|ESPN.com: SweetSpot||[Print without images]|
From the bullpen, Piniella summoned Carlos Marmol, his usual eighth-inning guy. Marmol walked Jeff Francoeur on four pitches -- no easy feat -- which led to the following exchange between WGN's Len Kasper and Bob Brenly:
Brenly: And I know there are a lot of Cub fans out there that want to see Carlos Marmol in that closer's role with this ball club, and I think it's inevitable that at some point in the future, whether it's this year or next year, Carlos Marmol will be the closer for the Chicago Cubs. But keep in mind, those of you who want Carlos to close ball games, what happens a lot of times when he comes into the game. He walks the first batter he sees on four pitches ... We've seen him come in and hit a couple of guys before settling down and finding the strike zone. And when you're nursing a three-run lead or less in that ninth inning, that is the last thing in the world you want to happen.
Kasper and Brenly are both exceptionally intelligent and thoughtful men; when they talk, I listen. And I can't dispute their take on Marmol this season. That said, Brenly set up a bit of a straw man here. Sure, a lot of people thought Marmol should be the closer this season. I sure did. But Marmol entered this season having averaged, over the previous two seasons, 4.4 walks per nine innings and 12.1 strikeouts per nine, for a solid 2.76 K/BB ratio.
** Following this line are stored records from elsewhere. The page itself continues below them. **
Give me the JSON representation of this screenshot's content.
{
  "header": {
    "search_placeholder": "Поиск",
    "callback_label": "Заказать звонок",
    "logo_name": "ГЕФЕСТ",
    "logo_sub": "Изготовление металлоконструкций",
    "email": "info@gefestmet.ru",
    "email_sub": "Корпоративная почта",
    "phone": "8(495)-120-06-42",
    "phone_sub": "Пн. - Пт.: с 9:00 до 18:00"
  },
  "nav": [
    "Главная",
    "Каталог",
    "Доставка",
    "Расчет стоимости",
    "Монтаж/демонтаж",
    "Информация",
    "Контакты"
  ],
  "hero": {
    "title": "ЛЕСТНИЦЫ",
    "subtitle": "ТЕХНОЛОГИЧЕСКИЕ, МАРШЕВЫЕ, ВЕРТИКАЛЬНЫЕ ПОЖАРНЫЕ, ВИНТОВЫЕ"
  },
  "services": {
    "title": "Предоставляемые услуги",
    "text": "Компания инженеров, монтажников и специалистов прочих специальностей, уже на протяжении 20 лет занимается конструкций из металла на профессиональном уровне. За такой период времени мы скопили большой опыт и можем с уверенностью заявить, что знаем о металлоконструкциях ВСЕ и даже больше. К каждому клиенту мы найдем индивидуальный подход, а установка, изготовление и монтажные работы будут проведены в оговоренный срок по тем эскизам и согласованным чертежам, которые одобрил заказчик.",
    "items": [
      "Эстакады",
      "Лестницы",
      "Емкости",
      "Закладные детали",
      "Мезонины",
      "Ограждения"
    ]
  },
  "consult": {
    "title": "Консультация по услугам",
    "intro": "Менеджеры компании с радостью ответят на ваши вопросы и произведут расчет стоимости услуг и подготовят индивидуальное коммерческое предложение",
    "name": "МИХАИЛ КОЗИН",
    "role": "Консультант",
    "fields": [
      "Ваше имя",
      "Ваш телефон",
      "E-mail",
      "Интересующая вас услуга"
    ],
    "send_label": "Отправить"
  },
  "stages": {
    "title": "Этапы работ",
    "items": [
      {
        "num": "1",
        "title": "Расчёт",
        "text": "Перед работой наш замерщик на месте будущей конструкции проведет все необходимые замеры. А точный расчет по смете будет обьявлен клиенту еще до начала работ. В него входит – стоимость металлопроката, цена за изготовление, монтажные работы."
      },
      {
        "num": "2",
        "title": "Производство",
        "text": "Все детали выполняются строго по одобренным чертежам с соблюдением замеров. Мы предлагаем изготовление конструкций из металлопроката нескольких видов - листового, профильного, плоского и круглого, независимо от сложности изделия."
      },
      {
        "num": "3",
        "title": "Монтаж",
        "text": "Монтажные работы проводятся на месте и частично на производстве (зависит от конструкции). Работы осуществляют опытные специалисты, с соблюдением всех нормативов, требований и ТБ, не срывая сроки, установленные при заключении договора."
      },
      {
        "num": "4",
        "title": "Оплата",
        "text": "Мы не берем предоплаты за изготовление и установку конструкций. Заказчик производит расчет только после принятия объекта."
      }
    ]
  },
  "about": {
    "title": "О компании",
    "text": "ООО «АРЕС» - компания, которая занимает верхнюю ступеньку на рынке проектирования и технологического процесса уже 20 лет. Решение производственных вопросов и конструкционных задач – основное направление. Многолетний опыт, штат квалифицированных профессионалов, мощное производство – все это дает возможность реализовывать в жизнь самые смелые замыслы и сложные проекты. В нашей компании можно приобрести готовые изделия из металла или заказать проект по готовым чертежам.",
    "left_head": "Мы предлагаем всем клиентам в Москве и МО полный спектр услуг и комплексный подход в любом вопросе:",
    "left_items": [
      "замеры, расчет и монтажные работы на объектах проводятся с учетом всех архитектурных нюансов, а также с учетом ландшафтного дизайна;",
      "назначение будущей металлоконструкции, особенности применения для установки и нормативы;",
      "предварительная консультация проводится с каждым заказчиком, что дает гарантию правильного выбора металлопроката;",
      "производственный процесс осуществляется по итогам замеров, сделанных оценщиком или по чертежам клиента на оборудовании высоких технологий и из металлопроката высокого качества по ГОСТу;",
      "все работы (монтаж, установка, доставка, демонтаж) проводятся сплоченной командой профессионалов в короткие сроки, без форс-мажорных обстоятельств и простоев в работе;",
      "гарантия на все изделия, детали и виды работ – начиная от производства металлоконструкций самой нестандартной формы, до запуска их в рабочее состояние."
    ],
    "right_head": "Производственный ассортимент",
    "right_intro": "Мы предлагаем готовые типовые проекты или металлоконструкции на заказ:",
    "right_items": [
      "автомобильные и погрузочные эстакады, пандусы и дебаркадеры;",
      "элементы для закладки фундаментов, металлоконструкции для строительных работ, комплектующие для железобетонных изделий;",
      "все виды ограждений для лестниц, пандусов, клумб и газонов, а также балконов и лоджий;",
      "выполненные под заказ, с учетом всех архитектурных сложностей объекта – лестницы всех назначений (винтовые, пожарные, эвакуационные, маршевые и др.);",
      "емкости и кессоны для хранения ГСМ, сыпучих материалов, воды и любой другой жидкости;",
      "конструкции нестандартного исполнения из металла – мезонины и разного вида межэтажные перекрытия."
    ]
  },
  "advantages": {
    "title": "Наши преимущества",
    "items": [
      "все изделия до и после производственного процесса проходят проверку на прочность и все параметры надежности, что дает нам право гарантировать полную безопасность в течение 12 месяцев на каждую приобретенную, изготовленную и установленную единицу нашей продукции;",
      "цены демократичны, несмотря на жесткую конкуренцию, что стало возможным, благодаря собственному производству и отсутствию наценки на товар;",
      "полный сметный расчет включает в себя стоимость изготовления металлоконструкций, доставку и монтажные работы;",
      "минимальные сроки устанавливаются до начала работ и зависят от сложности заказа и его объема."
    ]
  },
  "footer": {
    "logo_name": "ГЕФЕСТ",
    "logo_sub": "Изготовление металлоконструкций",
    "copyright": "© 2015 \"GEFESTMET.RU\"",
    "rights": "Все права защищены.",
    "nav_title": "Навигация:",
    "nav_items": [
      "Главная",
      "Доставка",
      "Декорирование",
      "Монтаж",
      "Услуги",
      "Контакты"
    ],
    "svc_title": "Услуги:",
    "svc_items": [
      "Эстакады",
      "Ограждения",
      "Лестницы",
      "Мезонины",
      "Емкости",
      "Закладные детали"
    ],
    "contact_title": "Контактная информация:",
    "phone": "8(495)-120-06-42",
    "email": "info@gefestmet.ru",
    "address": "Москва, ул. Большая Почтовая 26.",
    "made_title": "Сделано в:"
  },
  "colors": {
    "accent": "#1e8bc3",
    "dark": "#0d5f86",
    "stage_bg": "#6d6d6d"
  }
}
He'd been somewhat homer-prone, but Armando Benitez made that combination work for six years.
That was then. Now, nearly a third of the way into this season, Marmol's strikeouts are down, his walks are way up, and his K/BB ratio is just a shade over 1. Throw in the five batters he's hit, and Marmol's exceptionally lucky to have a 3.00 ERA. And while this might be just a third-of-a-season blip, Marmol's advocates should probably lay low until he regains some semblance of control. I know I will.